Researchers are developing tumor-targeting viruses, like this engineered poliovirus, as potential cancer treatments.
Credit: Duke Cancer Institute
For more than a century, doctors have been interested in using viruses to treat cancer, and in recent years a small but growing number of patients have begun to benefit from this approach.
Some viruses tend to infect and kill tumor cells. Known as oncolytic viruses, this group includes viruses found in nature as well as viruses modified in the laboratory to reproduce efficiently in cancer cells without harming healthy cells.
To date, only one oncolytic virus—a genetically modified form of a herpesvirus for treating melanoma—has been approved by the Food and Drug Administration (FDA), though a number of viruses are being evaluated as potential treatments for cancer in clinical trials.
Oncolytic viruses have long been viewed as tools for directly killing cancer cells. But a growing body of research suggests that some oncolytic viruses may work—at least in part—by triggering an immune response in the body against the cancer.
When a virus infects a tumor cell, the virus makes copies of itself until the cell bursts. The dying cancer cell releases materials, such as tumor antigens, that allow the cancer to be recognized, or “seen,” by the immune system.
“Oncolytic viruses are alerting the immune system that something’s wrong,” said Jason Chesney, M.D., Ph.D., director of the University of Louisville’s James Graham Brown Cancer Center. This can lead to an immune response against nearby tumor cells (a local response) or tumor cells in other parts of the body (a systemic response).
For this reason, some researchers consider oncolytic viruses to be a form of immunotherapy—a treatment that harnesses the immune system against cancer.
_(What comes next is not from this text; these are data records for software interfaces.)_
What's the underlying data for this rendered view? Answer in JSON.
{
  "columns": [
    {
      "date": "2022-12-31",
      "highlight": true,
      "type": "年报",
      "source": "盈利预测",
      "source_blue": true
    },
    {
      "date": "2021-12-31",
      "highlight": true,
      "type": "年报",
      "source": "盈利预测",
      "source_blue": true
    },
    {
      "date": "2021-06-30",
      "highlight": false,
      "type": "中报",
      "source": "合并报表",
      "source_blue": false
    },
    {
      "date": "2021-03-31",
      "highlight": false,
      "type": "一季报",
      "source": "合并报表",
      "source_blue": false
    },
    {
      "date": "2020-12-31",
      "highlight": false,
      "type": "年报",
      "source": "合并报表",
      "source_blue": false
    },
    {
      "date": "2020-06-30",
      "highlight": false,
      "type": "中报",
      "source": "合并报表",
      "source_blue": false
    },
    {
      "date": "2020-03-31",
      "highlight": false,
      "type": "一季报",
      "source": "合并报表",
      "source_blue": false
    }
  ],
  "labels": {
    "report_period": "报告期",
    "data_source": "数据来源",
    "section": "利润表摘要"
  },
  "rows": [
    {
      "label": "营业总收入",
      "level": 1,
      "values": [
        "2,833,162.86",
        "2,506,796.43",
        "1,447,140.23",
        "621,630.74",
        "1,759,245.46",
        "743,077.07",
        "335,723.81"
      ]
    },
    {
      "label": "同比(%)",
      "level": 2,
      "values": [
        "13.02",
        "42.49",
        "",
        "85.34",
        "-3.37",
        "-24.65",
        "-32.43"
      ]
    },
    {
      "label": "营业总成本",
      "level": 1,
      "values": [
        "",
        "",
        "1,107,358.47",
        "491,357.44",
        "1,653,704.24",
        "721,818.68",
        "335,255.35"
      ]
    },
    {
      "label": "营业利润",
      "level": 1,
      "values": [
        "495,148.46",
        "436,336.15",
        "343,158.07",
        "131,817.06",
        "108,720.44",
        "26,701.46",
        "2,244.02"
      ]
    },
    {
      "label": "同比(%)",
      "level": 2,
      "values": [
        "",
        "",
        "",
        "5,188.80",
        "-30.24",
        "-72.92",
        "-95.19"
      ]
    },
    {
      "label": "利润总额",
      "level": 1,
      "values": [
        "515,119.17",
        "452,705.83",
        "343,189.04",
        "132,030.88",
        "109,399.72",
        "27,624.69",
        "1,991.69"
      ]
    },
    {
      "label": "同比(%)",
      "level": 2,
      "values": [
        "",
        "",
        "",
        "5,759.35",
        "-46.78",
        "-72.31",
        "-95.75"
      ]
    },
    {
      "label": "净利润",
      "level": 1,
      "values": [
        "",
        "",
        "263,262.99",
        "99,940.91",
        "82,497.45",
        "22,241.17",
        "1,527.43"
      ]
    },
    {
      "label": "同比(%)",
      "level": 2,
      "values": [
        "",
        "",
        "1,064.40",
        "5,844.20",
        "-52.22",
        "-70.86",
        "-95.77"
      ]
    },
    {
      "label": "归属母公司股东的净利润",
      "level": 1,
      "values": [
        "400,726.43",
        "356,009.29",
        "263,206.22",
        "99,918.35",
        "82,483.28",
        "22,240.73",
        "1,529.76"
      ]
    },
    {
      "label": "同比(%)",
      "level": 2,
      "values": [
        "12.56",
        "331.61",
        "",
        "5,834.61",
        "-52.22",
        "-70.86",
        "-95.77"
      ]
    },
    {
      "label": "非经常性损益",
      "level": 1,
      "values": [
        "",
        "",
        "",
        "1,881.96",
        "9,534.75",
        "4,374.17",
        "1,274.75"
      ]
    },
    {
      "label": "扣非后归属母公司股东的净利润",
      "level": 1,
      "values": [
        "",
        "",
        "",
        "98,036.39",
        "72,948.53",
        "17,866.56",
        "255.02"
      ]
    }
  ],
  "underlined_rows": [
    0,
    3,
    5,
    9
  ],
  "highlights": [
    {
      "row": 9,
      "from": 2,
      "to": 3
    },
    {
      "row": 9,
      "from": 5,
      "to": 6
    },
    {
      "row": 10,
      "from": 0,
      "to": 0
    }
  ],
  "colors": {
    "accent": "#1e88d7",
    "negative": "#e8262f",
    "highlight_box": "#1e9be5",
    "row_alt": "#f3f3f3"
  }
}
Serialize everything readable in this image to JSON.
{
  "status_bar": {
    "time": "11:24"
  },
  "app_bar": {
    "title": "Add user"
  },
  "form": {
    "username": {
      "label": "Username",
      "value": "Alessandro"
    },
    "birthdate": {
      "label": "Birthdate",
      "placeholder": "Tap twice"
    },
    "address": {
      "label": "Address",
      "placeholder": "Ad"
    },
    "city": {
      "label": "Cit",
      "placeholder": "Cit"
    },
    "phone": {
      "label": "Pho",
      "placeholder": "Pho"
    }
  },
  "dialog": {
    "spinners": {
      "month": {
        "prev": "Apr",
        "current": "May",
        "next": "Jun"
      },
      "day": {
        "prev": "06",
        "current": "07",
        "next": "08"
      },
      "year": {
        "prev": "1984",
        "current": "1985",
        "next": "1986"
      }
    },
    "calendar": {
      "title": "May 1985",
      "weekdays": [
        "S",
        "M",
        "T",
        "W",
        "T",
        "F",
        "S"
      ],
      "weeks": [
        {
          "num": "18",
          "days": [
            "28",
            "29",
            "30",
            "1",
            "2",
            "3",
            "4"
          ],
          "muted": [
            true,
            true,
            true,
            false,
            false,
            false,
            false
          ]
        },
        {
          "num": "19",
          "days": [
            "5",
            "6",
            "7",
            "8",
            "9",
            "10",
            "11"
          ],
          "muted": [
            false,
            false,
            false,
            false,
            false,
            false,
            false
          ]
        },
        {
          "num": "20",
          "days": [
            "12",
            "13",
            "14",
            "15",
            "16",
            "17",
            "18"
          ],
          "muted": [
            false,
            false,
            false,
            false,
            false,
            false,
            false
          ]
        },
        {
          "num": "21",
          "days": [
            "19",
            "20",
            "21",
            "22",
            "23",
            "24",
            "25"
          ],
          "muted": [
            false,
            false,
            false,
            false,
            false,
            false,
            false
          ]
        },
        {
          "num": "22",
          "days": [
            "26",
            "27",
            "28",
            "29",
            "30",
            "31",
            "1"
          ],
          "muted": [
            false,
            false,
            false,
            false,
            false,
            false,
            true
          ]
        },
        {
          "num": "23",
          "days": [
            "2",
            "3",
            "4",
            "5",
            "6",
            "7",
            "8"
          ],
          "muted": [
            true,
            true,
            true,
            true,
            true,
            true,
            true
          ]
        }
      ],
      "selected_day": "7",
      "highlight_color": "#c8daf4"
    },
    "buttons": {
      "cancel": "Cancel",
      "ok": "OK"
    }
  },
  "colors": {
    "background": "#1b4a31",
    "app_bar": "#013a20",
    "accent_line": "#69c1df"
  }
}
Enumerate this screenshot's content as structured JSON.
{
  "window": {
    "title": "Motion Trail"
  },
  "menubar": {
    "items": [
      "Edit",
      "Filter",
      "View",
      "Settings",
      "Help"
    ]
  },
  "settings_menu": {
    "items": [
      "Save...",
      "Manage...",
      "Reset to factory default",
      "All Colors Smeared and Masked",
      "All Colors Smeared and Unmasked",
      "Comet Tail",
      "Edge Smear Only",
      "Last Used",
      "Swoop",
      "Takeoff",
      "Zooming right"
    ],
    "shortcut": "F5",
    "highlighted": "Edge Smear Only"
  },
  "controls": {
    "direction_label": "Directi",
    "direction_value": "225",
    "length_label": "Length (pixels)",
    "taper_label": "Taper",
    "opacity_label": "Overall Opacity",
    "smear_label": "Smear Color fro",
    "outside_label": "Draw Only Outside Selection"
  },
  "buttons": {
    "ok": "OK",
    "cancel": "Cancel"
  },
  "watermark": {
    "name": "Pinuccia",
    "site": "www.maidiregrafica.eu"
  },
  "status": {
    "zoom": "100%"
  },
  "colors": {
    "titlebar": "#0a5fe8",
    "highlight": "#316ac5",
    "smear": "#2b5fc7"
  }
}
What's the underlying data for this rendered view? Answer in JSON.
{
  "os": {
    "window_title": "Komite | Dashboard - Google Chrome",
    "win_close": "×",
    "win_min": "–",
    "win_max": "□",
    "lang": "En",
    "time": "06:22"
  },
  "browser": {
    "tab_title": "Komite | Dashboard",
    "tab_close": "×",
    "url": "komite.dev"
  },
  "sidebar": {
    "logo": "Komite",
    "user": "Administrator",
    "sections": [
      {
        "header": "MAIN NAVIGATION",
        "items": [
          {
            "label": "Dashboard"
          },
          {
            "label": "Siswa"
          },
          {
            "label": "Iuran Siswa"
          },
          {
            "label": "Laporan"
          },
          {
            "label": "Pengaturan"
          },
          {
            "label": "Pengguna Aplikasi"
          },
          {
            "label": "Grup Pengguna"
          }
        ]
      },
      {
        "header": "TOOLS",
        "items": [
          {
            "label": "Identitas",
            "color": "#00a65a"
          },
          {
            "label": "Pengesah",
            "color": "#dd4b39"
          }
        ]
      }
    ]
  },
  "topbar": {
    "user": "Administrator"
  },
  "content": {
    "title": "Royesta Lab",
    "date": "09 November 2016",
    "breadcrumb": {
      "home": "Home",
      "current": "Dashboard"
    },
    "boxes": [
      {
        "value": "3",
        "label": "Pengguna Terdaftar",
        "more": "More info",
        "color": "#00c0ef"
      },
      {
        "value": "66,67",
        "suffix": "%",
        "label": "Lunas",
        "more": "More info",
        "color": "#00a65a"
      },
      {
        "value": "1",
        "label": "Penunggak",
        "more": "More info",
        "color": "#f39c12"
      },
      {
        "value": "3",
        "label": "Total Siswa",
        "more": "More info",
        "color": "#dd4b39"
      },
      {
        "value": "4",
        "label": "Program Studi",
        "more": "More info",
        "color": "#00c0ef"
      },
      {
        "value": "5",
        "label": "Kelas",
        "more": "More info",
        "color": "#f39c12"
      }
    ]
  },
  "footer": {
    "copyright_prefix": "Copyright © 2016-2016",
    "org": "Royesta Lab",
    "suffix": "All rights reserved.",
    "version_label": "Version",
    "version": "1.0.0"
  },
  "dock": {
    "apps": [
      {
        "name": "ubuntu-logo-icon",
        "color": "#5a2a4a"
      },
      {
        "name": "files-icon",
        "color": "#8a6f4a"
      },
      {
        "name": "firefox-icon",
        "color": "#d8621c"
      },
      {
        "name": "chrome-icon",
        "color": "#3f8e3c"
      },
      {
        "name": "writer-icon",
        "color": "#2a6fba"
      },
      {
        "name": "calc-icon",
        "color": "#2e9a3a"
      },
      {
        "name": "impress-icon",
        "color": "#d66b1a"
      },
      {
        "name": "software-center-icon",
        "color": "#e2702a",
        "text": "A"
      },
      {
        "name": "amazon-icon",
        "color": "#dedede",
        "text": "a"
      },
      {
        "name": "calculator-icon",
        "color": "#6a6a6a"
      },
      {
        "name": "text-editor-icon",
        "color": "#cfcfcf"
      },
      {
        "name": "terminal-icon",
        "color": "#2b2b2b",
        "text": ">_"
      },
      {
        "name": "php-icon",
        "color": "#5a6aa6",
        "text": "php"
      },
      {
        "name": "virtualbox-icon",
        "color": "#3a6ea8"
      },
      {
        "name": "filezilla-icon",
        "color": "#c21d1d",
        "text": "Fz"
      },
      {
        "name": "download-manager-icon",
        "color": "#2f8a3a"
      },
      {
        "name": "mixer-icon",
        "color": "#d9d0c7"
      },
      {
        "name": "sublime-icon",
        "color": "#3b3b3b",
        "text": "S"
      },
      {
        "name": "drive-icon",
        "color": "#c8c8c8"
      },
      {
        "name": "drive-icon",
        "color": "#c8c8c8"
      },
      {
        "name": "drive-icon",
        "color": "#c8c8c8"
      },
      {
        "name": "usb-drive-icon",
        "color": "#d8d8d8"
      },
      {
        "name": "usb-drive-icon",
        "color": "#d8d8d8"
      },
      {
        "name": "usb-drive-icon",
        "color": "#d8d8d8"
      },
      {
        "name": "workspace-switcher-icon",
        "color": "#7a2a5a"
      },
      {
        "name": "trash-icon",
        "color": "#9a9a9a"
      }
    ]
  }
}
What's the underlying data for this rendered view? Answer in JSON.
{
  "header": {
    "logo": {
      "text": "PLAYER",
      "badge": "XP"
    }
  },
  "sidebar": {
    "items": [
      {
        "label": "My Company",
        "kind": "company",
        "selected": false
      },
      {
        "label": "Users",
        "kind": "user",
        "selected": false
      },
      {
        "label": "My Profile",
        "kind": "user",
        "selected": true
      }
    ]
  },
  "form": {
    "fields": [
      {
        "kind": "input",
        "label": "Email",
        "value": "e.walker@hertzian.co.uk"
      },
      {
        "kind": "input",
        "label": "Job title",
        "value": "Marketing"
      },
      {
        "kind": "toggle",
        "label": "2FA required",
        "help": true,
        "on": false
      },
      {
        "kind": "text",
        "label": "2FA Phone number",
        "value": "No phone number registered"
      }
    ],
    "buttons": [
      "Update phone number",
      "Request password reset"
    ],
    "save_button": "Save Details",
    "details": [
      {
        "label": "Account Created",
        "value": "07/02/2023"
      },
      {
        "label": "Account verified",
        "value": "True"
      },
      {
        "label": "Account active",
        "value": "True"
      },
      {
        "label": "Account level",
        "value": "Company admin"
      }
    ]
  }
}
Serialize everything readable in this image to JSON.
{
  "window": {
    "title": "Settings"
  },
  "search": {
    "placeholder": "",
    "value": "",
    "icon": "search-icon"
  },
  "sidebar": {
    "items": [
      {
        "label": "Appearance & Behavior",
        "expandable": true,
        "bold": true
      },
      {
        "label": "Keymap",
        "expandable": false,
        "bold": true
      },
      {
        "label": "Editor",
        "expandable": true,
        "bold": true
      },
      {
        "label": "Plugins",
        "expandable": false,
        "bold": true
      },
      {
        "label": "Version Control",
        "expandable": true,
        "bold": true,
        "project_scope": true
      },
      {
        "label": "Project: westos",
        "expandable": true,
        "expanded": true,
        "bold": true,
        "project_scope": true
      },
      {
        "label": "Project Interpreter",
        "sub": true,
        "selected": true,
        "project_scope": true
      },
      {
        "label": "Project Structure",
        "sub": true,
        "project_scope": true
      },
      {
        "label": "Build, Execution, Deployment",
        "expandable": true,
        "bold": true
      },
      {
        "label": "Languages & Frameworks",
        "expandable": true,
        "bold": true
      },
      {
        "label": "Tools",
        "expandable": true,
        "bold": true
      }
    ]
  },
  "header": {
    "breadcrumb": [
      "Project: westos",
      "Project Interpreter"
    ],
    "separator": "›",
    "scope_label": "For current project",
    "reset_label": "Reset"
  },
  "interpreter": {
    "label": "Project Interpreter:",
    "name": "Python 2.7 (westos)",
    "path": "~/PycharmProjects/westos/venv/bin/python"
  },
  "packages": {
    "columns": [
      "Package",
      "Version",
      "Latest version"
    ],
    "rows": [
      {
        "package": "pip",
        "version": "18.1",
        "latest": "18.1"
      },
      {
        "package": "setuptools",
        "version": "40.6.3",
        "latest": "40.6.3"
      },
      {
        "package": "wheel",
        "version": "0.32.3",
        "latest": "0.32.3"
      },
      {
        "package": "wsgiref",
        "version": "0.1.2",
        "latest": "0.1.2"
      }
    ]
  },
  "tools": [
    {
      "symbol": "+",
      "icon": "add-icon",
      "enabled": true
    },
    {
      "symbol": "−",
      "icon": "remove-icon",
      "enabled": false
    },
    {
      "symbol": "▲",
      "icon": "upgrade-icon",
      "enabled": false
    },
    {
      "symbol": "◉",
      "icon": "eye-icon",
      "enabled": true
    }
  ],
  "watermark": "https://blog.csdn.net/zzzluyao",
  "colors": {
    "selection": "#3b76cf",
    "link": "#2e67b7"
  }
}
But many in the field would agree that more studies are needed to learn how different oncolytic viruses work against cancer.